In America, we tend to live a high-stress lifestyle. Long commutes in traffic, overcaffeinated, overworked, too much screen time, stressful kinds of exercise, not enough sunshine, diets high in refined sugars and fake stuff, you name the stressor, and we’ve got it. These two systems are controlled by the command and control center of the brain, the hypothalamus, the tiny yet extremely powerful gland that sits in the center of the brain. When we are stressed out, the hypothalamus alerts all parts of our body through the sympathetic nervous system, this is known as our “fight or flight” response. Again, a beautifully necessary part of the human body, but too much can be an awful thing.

What was once meant as the alertness and energy-releasing system we needed to survive the lion’s den, is now an unremitting, unrelenting stress alert thanks to stressful inputs that attack our systems. The lion is now work deadlines, nutrient-depleted diets, our processed diet, environmental toxins, gut problems, electro-pollutants, and a lost sense of control and community.

Reducing the stressful response and flowing into the relaxation state will wake you up and allow you to be present in your life.

So, how to actively relax?

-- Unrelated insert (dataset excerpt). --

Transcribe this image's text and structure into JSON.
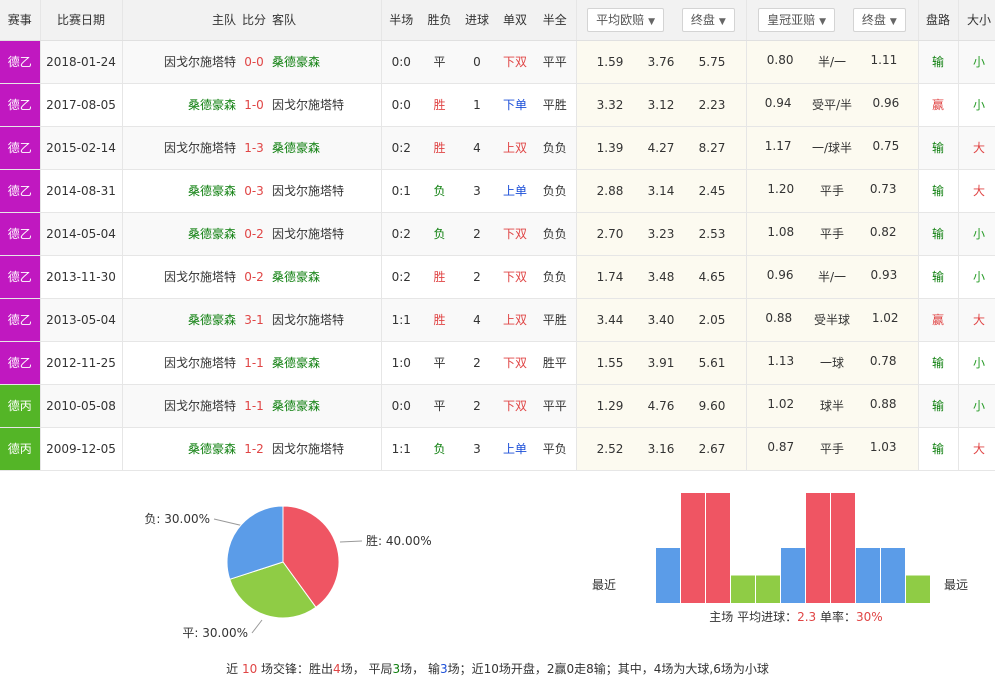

Ancient techniques like deep breathing, dancing, journaling, prayer, and daily meditation.

I will be honest, I was the worst at mediating when I first started. And I’m still learning. But I tell myself this, the harder it is to quiet my mind, the more necessary it is for me to ease my mind through meditation and breathing. First and foremost.

A great way to get started with meditation is by starting with 1-3 minutes each morning. All you do is sit in a comfortable position, align your posture, and focus on your breathing. Gently let go of the thoughts that wander through your mind. Remember, this is a practice, not a destination.

Socialize (IRL).

Mentioned above is what I will reiterate here, we are too darn stressed out! Socializing- in real life- is a beautiful way to de-stress, elevate your mood, and may even boost your creativity and inspiration!. And this too can be free.

Some ways I like to socialize for free is sparking up a conversation in line, at the cafe, the park, by playing with my son and asking him questions that spark conversation, have slumber parties or dinner nights with my girlfriends, and by talking on the phone with my mom.

Conclusion.

These five profound and generally free things are what will indeed propel your mental, physical, and spiritual wellbeing. Remember that human IS nature, and when we simply just be with and celebrate nature (and ourselves), our functions start to heal and thrive.

Stress is good to have, it’s what keeps us alert and alive. But too much pressure, as we can see, is detrimental. Remember to care for yourself through relaxation and ease.

The simplest things in life are free, and always seem to be the best medicine.